Gentle, acoustic ballads like “In my World” and “Nervous,” however, wouldn’t sound out of place on On the Threshold of a Dream. For the diehards, Ray Thomas (whose flute is conspicuously absent in much of this ’80s-centric production) provides that essential element of quirky British theatricality with his closing, self-referential triptych of “Painted Smile,” “Reflective Smile,” and “Veteran Cosmic Rocker.” The last of these offerings proves that the Moodies have more self-knowledge than their critics would like to believe.
by Dave Connolly & Bruce Eder, allmusic
Progressive rock bands stumbled into the ’80s, some with the crutch of commercial concessions under one arm, which makes the Moody Blues’ elegant entrance via Long Distance Voyager all the more impressive. Ironically enough, this was also the only album that the group ever got to record at their custom-designed Threshold Studio, given to them by Decca Records head Sir Edward Lewis in the early ’70s and built to their specifications, but completed while they were on hiatus and never used by the band until Long Distance Voyager (the preceding album, Octave, having been recorded in California to accommodate Mike Pinder), before it was destroyed in the wake of Decca’s sale to Polygram. In that connection, it was their best sounding album to date, and in just about every way is a happier listening experience than Octave was, much as it appears to have been a happier recording experience. While they may steal a page or two from the Electric Light Orchestra’s recent playbook, the Moodies are careful to play their game: dreamy, intelligent songs at once sophisticated and simple. Many of these songs rank with the band’s best: “The Voice” is a sweeping and majestic call to adventure, while the closing trio from Ray Thomas (“Painted Smile,” “Reflective Smile,” and “Veteran Cosmic Rocker”) forms a skillfully wrought, if sometimes scathing, self-portrait.
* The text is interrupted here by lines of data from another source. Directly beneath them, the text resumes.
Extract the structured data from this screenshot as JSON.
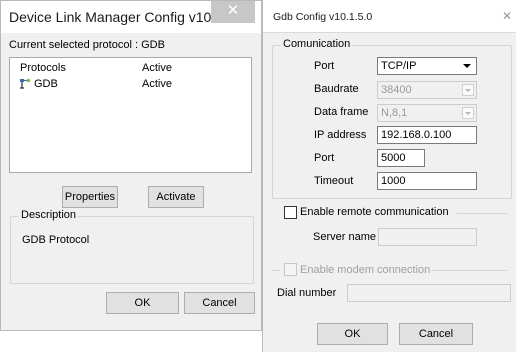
{
  "left_window": {
    "title": "Device Link Manager Config v10....",
    "close_glyph": "✕",
    "current_protocol_label": "Current selected protocol : GDB",
    "list": {
      "columns": [
        "Protocols",
        "Active"
      ],
      "rows": [
        {
          "protocol": "GDB",
          "active": "Active",
          "icon": "plug-icon"
        }
      ]
    },
    "properties_button": "Properties",
    "activate_button": "Activate",
    "description_title": "Description",
    "description_text": "GDB Protocol",
    "ok_button": "OK",
    "cancel_button": "Cancel"
  },
  "right_window": {
    "title": "Gdb Config v10.1.5.0",
    "close_glyph": "✕",
    "communication": {
      "group_title": "Comunication",
      "port_type_label": "Port",
      "port_type_value": "TCP/IP",
      "baudrate_label": "Baudrate",
      "baudrate_value": "38400",
      "data_frame_label": "Data frame",
      "data_frame_value": "N,8,1",
      "ip_label": "IP address",
      "ip_value": "192.168.0.100",
      "port_label": "Port",
      "port_value": "5000",
      "timeout_label": "Timeout",
      "timeout_value": "1000"
    },
    "remote": {
      "checkbox_label": "Enable remote communication",
      "checked": false,
      "server_name_label": "Server name",
      "server_name_value": ""
    },
    "modem": {
      "checkbox_label": "Enable modem connection",
      "checked": false,
      "dial_number_label": "Dial number",
      "dial_number_value": ""
    },
    "ok_button": "OK",
    "cancel_button": "Cancel"
  },
  "colors": {
    "window_bg": "#f0f0f0",
    "button_bg": "#e1e1e1",
    "close_button_bg": "#c7c7c7"
  }
}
In between are winning numbers from John Lodge (“Talking Out of Turn,” the pink-hued “Nervous”) and Graeme Edge (“22,000 Days”), who tries his hand successfully in some philosophizing worthy of ex-member Mike Pinder. Apart from the opening track, Justin Hayward furnishes a pair of romantic ballads, the languid “In My World” (which benefits greatly from a beautiful chorus heavily featuring Ray Thomas’ voice), which distantly recalls his Seventh Sojourn classic “New Horizons,” and the more pop-oriented, beat-driven romantic ballad “Meanwhile.” In typical Moodies fashion, these songs provide different perspectives of the same shared lives and observations. “Gemini Dream,” which was a big hit in the U.S., does sound dated in today’s post-Xanadu landscape, but never does the band lose the courage of their convictions. Although the title and the cover art reference the then-recent Voyager space probe, only half of the songs have a “voyager” connection if you apply it to touring on the road; apologetic love songs consume the other half. Still, not everything has to be a concept album, especially when the songs go down this smooth. This album should make anybody’s short list of Moodies goodies. And, yes, that’s Patrick Moraz who makes his debut here in place of original member Mike Pinder.
“The Voice” (Justin Hayward) – 5:21
“Talking Out of Turn” (John Lodge) – 7:18
“Gemini Dream” (Hayward, Lodge) – 4:09
“In My World” (Hayward) – 7:22
“Meanwhile” (Hayward) – 4:08
“22,000 Days” (Graeme Edge) – 5:25
“Nervous” (Lodge) – 5:45
“Painted Smile” (Ray Thomas) – 3:18
“Reflective Smile” (Thomas) – 0:36
“Veteran Cosmic Rocker” (Thomas) – 3:18
2008 Remastered CD Expanded Edition
“The Voice [Single Edit]” (Hayward) – 3:24